There was no lack of controversy: “AMD is a social illness”, said Prof. Lia Giustolisi, organizer of the event and the person in charge of the Centre of macular degeneration at La Sapienza University. That’s why public institutions should pay greater attention to AMD. The professor of Ophthalmology at “La Sapienza University” added that with regard to such an important examination as the OCT (a kind of retinal CAT scan), “it is a folly that it hasn’t been included in the regional price list”. As if to say that people are paying unfairly from their own pocket the whole price of an examination which is vital for the diagnosis and evolutional study of a disease such as Age-related Macular Degeneration, considering that in developed Countries, around half the people who are affected by AMD do not know they have it. There was also some contention when it came to dealing with the thorny issue of the costs of intravitreal injections (anti-VEGF injected into the eyeball to inhibit the uncontrolled proliferation of harmful retinal vessels in the most severe form of AMD, the wet or exudative kind).

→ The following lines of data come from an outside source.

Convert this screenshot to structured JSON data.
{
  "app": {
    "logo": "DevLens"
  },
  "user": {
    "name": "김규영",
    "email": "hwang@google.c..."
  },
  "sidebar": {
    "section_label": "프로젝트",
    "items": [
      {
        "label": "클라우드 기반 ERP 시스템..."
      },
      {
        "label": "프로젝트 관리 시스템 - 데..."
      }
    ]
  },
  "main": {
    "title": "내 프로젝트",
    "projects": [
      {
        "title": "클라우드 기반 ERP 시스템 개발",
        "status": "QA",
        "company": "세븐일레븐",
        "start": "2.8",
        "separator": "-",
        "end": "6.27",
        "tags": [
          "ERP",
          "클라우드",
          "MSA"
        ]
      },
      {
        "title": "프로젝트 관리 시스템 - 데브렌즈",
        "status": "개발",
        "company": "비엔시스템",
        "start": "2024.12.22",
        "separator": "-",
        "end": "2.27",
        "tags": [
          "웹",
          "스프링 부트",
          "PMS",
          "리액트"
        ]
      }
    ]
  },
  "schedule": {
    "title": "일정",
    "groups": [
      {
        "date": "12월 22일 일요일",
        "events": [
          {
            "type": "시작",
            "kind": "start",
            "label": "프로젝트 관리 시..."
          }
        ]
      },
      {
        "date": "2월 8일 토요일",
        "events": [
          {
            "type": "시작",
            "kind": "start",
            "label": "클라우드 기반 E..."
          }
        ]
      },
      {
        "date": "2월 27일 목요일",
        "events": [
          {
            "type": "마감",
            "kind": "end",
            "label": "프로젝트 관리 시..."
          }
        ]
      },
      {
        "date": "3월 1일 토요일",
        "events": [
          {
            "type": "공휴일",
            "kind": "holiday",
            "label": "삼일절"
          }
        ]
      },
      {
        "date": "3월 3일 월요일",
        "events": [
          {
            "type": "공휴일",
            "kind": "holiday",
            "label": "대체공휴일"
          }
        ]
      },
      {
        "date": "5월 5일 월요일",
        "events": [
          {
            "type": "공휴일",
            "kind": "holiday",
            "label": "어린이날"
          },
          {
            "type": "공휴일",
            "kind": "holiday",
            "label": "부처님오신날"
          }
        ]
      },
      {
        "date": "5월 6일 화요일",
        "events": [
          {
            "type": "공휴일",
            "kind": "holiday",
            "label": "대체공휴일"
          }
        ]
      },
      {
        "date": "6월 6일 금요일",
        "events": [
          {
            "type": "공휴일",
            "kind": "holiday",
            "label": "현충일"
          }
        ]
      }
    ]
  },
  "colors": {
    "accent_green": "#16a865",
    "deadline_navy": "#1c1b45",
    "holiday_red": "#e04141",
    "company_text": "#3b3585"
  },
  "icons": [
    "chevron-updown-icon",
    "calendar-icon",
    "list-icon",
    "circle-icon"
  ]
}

Source of reference: La Sapienza University

The prevention of “lazy eye” enters Italian schools




Preventing an eye from becoming “lazy” or reactivating it by bandaging the healthy eye, means saving binocular vision. However, early intervention against amblyopia in the first years of life is essential. This is why the Lions Clubs International Foundation are promoting the “Sight for Kids” campaign, which so far, has already allowed over 24 million children worldwide to access an eye examination. In Italy, the campaign aims at getting about 100 thousand kids involved and is sponsored by the Ministry of Health and the Italian branch of the International Agency for the Prevention of Blindness (IAPB Italy), amongst others. The initiative was also discussed extensively during the Bergamo convention on 7th April 2018. A delegation from the IAPB Italy and its President, Mr Giuseppe Castronovo, attended the event.

Lions, Bergamo, 7 aprile 2018
Lions, Bergamo, 7 aprile 2018

We know that the prevalence of the “lazy eye” ranges from between 1 and 5 percent of the world population. We should keep in mind that, according to the WHO, around 19 million children under the age of 15 are visually impaired, 12 million of whom suffer from non corrected serious refractive errors (among them are also amblyopic children).

We should prevent by all means, early damage to the sight of every human being: A lazy eye can hinder the development of brain regions connected to vision, even if the eye looks healthy on the outside.

For its part, the IAPB Italy promotes numerous campaigns addressed to children, among which are “Occhio ai bambini” (Keep an eye on the children) and “Apri gli Occhi!” (Open your Eyes!). Around 30 percent of the children who took part in another campaign called “Vediamoci Chiaro” (Let’s see clearly) had never been to an ophthalmologist. The majority of these students had only had an eye examination just before admission to intermediate school. We need to act before that age: parents should take their children for an eye examination soon after birth, around 3-4 years of age and before admission to elementary school. After that, regular testing should take place throughout life.

Reference source: Lions